• PROBLEM STATEMENT: Scan the entries below. List each line with "strike".

• GIVEN RECORDS:
........
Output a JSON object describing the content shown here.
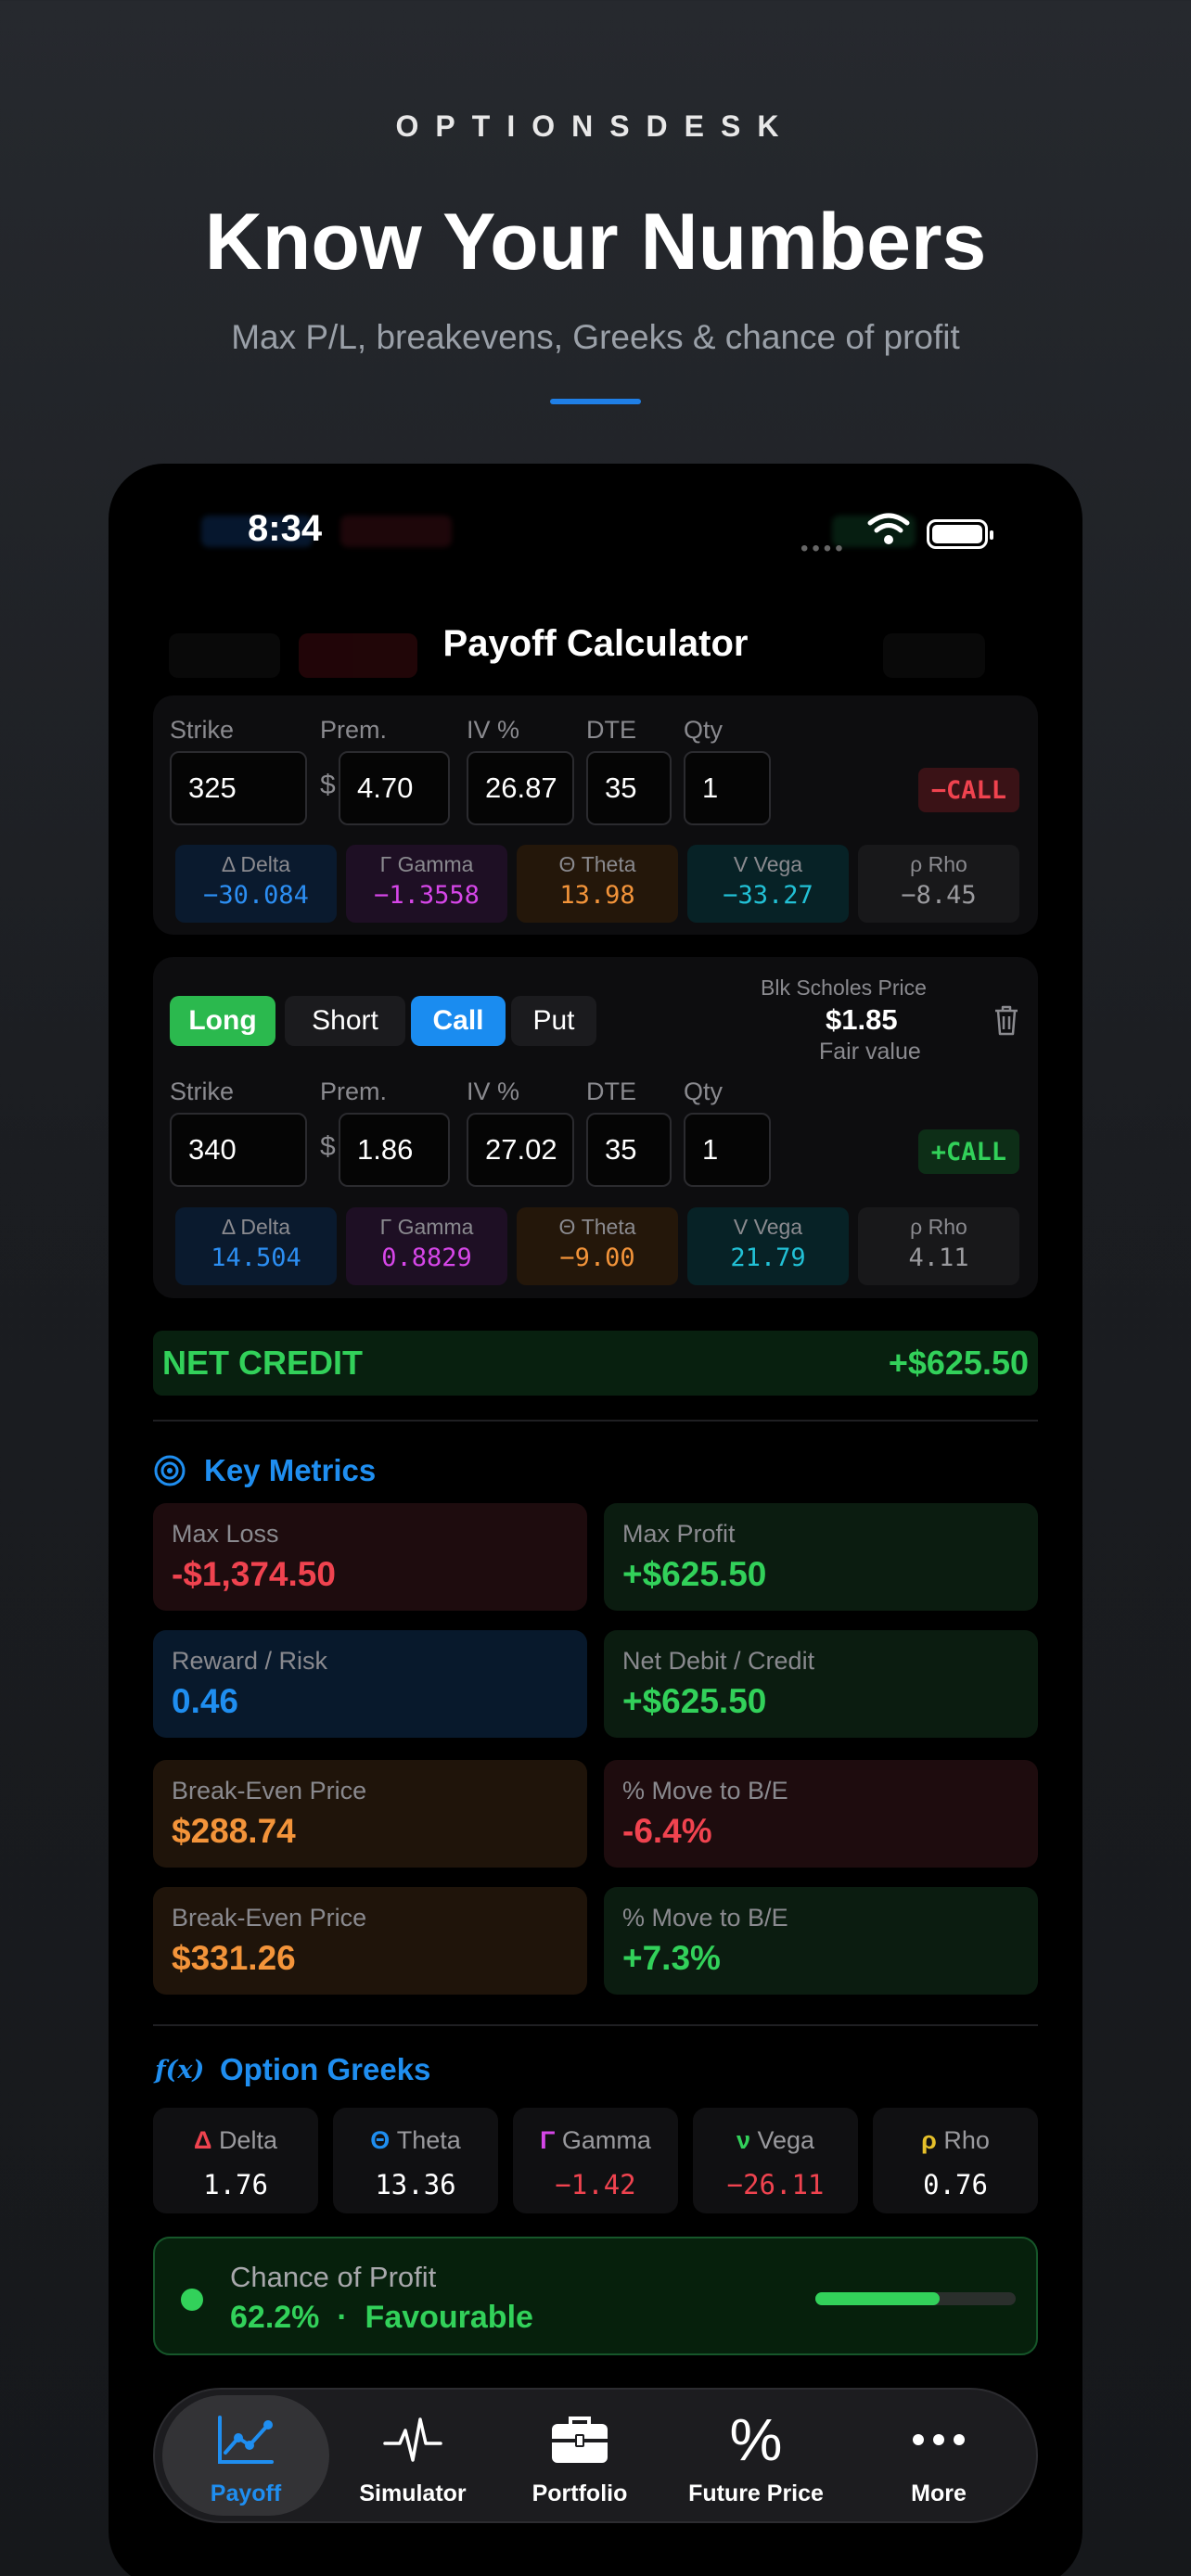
{
  "promo": {
    "brand": "OPTIONSDESK",
    "title": "Know Your Numbers",
    "subtitle": "Max P/L, breakevens, Greeks & chance of profit"
  },
  "status_bar": {
    "time": "8:34",
    "dots": "••••"
  },
  "header": {
    "title": "Payoff Calculator"
  },
  "field_labels": {
    "strike": "Strike",
    "premium": "Prem.",
    "iv": "IV %",
    "dte": "DTE",
    "qty": "Qty",
    "currency": "$"
  },
  "legs": [
    {
      "strike": "325",
      "premium": "4.70",
      "iv": "26.87",
      "dte": "35",
      "qty": "1",
      "badge": "−CALL",
      "greeks": [
        {
          "label": "Δ Delta",
          "value": "−30.084"
        },
        {
          "label": "Γ Gamma",
          "value": "−1.3558"
        },
        {
          "label": "Θ Theta",
          "value": "13.98"
        },
        {
          "label": "V Vega",
          "value": "−33.27"
        },
        {
          "label": "ρ Rho",
          "value": "−8.45"
        }
      ]
    },
    {
      "toggles": {
        "long": "Long",
        "short": "Short",
        "call": "Call",
        "put": "Put"
      },
      "bs_label": "Blk Scholes Price",
      "bs_price": "$1.85",
      "bs_sub": "Fair value",
      "strike": "340",
      "premium": "1.86",
      "iv": "27.02",
      "dte": "35",
      "qty": "1",
      "badge": "+CALL",
      "greeks": [
        {
          "label": "Δ Delta",
          "value": "14.504"
        },
        {
          "label": "Γ Gamma",
          "value": "0.8829"
        },
        {
          "label": "Θ Theta",
          "value": "−9.00"
        },
        {
          "label": "V Vega",
          "value": "21.79"
        },
        {
          "label": "ρ Rho",
          "value": "4.11"
        }
      ]
    }
  ],
  "net": {
    "label": "NET CREDIT",
    "value": "+$625.50"
  },
  "key_metrics": {
    "title": "Key Metrics",
    "items": [
      {
        "label": "Max Loss",
        "value": "-$1,374.50"
      },
      {
        "label": "Max Profit",
        "value": "+$625.50"
      },
      {
        "label": "Reward / Risk",
        "value": "0.46"
      },
      {
        "label": "Net Debit / Credit",
        "value": "+$625.50"
      },
      {
        "label": "Break-Even Price",
        "value": "$288.74"
      },
      {
        "label": "% Move to B/E",
        "value": "-6.4%"
      },
      {
        "label": "Break-Even Price",
        "value": "$331.26"
      },
      {
        "label": "% Move to B/E",
        "value": "+7.3%"
      }
    ]
  },
  "option_greeks": {
    "icon_text": "f(x)",
    "title": "Option Greeks",
    "items": [
      {
        "symbol": "Δ",
        "name": "Delta",
        "value": "1.76"
      },
      {
        "symbol": "Θ",
        "name": "Theta",
        "value": "13.36"
      },
      {
        "symbol": "Γ",
        "name": "Gamma",
        "value": "−1.42"
      },
      {
        "symbol": "ν",
        "name": "Vega",
        "value": "−26.11"
      },
      {
        "symbol": "ρ",
        "name": "Rho",
        "value": "0.76"
      }
    ]
  },
  "chance_of_profit": {
    "label": "Chance of Profit",
    "value": "62.2%",
    "separator": "·",
    "verdict": "Favourable",
    "fraction": 0.622
  },
  "tabs": [
    {
      "label": "Payoff",
      "icon": "chart-line-icon"
    },
    {
      "label": "Simulator",
      "icon": "pulse-icon"
    },
    {
      "label": "Portfolio",
      "icon": "briefcase-icon"
    },
    {
      "label": "Future Price",
      "icon": "percent-icon"
    },
    {
      "label": "More",
      "icon": "ellipsis-icon"
    }
  ],
  "colors": {
    "accent": "#1f8ef0",
    "green": "#32d15a",
    "red": "#f0434f",
    "orange": "#f3943a",
    "magenta": "#d646e8",
    "cyan": "#22c1d6",
    "yellow": "#e6c02a"
  }
}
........
• YOUR RESPONSE:
    "strike": "Strike",
      "strike": "325",
      "strike": "340",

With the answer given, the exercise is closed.